PATRIOTISM (Page 117) This selection on patriotism by Dr. Butler was originally given as part of an address by him before the Newport Historical Society, Newport, R. I., August 15, 1915. In 1917 it was copyrighted by Charles Scribner's Sons, and became part of a volume of addresses by Dr. Butler, which bears the title of A World in Ferment. In 1901 President Wilson, then a professor in Princeton University, wrote the following about modern democracy : “As a matter of fact democracy as we know it is no older than the end of the eighteenth century. The doctrines which sustain it can scarcely be said to derive any support at
all from the practices of the classical states. Modern democracy wears a very different aspect, and rests upon principles separated by the whole heaven from those of the Roman or Grecian democrat."

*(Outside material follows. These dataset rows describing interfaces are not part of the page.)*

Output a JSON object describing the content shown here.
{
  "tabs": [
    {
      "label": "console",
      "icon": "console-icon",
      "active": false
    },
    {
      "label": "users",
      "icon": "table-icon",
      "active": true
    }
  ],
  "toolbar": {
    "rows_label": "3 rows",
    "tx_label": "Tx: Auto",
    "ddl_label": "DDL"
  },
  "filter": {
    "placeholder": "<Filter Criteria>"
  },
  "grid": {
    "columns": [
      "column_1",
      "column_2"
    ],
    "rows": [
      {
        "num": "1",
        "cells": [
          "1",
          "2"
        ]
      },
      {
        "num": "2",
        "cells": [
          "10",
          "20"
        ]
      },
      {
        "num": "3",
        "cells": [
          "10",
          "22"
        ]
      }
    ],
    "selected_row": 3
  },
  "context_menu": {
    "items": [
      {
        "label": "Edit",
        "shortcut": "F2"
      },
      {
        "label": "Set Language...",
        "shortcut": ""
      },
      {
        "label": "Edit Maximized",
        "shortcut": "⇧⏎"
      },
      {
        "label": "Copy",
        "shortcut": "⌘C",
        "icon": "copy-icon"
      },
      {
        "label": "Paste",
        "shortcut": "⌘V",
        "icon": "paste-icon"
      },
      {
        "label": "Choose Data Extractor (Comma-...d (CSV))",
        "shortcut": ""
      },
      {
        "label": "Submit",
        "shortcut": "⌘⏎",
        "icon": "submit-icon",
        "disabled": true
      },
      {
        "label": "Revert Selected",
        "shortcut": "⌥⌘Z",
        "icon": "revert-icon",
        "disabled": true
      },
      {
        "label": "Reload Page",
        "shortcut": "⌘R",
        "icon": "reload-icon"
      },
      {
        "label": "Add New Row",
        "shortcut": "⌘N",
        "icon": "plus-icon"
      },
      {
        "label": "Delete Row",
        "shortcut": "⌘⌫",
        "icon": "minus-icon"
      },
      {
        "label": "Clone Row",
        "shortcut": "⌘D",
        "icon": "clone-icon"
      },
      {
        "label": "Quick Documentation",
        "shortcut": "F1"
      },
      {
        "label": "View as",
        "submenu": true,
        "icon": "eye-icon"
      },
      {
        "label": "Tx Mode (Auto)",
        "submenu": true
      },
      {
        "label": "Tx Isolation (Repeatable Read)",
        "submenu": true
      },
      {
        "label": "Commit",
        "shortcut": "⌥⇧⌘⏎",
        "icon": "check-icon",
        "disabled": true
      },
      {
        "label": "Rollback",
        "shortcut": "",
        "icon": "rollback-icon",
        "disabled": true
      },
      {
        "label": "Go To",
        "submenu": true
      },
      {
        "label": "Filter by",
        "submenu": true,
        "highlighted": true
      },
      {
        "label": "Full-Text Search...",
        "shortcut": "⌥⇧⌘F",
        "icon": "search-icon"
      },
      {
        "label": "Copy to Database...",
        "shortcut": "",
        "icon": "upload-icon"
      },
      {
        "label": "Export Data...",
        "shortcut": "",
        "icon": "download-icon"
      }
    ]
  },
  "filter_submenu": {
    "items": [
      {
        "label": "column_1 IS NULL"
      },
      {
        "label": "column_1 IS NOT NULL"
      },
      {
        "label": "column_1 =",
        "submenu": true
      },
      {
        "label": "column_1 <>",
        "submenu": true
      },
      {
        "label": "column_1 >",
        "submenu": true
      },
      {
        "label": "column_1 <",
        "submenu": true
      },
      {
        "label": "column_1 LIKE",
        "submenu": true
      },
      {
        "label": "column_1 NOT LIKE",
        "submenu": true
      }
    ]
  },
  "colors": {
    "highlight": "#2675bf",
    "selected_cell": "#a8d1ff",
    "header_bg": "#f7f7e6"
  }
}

AMERICANISM (Page 119) This selection on Americanism by Mr. Roosevelt is a portion of an address by him delivered before the Knights of Columbus, Carnegie Hall, New York City, October 12, 1915. The World War had been in progress somewhat over a year. In 1916 George H. Doran Company, New York, copyrighted this address along with other addresses, articles, and public statements by Mr. Roosevelt, and put them together in a volume entitled Fear God and Take Your Own Part. Mr. Roosevelt dedicated this book to Julia Ward Howe, who, he says, was as good a citizen of the Republic as Washington and Lincoln themselves.”. In his introductory note to the book, Colonel Roosevelt says that “the principles set forth in this book are simply the principles of truo Americanism within and without our own borders."
PAN-AMERICANISM (Page 126) Robert Lansing (1864 ) is Secretary of State of the United States. He was born in Watertown, New York, October 17, 1864. He graduated from Amherst College in 1886, and in 1915 was honored by both Amherst and Colgate in being awarded the degree of LL.D. In 1889 he was admitted to the bar, and was a member of the firm of Lansing & Lansing from 1889 to 1907. He was associate counsel for the United States in the Behring Sea Arbitration, 1892–1893; was solicitor for the United States in the Alaskan Boundary Tribunal in 1903; and served the Federal Government in various legal capacities up to June 23, 1915, when he was made Secretary of State by President Wilson. He is associate editor of the American Journal of International Law.